[Records drawn from a dataset]
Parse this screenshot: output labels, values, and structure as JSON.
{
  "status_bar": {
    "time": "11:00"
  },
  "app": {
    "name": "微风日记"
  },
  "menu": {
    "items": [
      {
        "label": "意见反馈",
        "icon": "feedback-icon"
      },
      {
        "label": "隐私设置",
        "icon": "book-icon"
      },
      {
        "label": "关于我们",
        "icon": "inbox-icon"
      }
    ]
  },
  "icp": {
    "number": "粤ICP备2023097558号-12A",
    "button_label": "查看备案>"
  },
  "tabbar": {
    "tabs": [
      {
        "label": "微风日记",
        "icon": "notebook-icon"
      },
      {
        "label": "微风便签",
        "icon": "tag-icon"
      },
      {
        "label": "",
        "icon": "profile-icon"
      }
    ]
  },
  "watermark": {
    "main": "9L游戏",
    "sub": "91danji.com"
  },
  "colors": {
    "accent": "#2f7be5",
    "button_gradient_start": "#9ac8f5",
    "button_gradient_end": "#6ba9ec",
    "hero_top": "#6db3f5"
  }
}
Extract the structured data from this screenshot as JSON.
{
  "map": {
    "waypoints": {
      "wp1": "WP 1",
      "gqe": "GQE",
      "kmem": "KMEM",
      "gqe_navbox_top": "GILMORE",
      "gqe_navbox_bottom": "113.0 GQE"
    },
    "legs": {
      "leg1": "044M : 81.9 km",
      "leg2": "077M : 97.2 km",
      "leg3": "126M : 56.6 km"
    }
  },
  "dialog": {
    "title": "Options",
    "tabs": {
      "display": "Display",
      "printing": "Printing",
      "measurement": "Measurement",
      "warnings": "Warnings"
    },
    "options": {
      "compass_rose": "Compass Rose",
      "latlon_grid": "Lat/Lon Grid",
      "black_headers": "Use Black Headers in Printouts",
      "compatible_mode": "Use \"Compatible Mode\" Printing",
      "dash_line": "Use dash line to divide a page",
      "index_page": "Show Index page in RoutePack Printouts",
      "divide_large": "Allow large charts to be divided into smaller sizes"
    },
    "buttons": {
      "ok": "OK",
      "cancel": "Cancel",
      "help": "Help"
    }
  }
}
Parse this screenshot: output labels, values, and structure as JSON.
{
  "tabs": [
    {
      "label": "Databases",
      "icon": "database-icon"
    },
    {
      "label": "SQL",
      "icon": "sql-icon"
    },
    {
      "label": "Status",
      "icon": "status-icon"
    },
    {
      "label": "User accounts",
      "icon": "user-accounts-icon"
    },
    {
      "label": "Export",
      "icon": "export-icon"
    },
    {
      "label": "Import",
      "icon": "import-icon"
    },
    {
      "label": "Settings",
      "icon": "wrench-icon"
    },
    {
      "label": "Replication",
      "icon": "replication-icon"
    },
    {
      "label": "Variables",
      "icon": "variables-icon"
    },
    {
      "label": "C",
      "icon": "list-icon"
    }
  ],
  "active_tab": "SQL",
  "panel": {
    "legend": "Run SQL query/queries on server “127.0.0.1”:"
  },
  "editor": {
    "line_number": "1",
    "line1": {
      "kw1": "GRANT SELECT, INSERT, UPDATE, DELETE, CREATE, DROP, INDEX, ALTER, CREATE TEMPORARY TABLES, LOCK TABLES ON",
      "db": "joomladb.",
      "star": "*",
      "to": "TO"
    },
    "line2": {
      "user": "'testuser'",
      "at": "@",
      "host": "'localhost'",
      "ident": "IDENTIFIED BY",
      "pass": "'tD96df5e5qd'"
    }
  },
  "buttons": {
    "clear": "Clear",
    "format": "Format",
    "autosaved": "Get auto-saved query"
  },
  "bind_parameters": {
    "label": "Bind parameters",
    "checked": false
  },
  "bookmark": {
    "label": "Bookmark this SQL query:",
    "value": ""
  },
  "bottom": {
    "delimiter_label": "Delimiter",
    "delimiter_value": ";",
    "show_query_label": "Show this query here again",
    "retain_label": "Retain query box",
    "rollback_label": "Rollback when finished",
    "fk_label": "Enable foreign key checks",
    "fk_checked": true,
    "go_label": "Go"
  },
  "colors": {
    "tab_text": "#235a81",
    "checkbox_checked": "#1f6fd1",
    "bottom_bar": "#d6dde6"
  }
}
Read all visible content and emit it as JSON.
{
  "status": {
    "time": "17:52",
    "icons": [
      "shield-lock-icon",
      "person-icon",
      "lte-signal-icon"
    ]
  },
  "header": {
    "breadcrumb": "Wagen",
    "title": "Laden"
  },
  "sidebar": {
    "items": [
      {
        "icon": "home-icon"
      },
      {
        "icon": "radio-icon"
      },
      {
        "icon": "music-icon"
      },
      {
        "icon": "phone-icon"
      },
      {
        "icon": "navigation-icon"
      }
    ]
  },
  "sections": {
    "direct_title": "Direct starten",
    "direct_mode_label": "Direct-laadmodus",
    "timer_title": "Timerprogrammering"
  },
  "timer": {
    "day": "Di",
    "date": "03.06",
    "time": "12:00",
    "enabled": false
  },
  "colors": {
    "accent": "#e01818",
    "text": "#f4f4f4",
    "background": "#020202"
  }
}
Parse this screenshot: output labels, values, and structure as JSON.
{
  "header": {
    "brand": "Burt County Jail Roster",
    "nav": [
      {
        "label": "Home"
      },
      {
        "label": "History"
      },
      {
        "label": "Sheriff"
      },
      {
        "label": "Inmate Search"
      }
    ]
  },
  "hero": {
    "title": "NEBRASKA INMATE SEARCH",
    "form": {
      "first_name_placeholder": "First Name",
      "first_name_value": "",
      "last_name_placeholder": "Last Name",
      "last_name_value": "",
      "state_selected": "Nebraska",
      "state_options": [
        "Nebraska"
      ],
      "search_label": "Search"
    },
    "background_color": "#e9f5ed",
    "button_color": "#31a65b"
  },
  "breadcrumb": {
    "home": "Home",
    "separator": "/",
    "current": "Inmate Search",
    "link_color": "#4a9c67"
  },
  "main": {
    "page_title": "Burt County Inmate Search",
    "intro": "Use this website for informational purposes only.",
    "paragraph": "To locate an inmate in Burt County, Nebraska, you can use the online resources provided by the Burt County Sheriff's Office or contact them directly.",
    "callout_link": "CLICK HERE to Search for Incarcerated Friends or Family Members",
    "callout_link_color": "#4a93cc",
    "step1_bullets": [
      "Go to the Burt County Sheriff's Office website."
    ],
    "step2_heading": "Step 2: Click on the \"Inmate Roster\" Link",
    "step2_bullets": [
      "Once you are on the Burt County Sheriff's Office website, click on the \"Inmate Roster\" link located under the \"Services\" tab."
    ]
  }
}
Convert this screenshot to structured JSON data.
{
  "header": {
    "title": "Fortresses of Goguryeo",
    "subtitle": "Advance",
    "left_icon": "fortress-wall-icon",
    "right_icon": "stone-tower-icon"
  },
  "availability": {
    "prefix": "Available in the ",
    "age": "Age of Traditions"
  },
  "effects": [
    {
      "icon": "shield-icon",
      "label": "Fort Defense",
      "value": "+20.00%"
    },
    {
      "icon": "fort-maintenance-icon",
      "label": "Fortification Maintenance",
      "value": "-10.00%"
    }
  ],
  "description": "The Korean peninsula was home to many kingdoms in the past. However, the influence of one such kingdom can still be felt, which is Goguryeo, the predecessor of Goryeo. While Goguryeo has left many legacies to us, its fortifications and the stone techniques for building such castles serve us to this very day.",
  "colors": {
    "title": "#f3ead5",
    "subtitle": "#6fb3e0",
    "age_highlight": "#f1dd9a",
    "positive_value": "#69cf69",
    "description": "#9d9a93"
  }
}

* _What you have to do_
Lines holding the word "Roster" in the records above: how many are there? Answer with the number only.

* _Response area_
3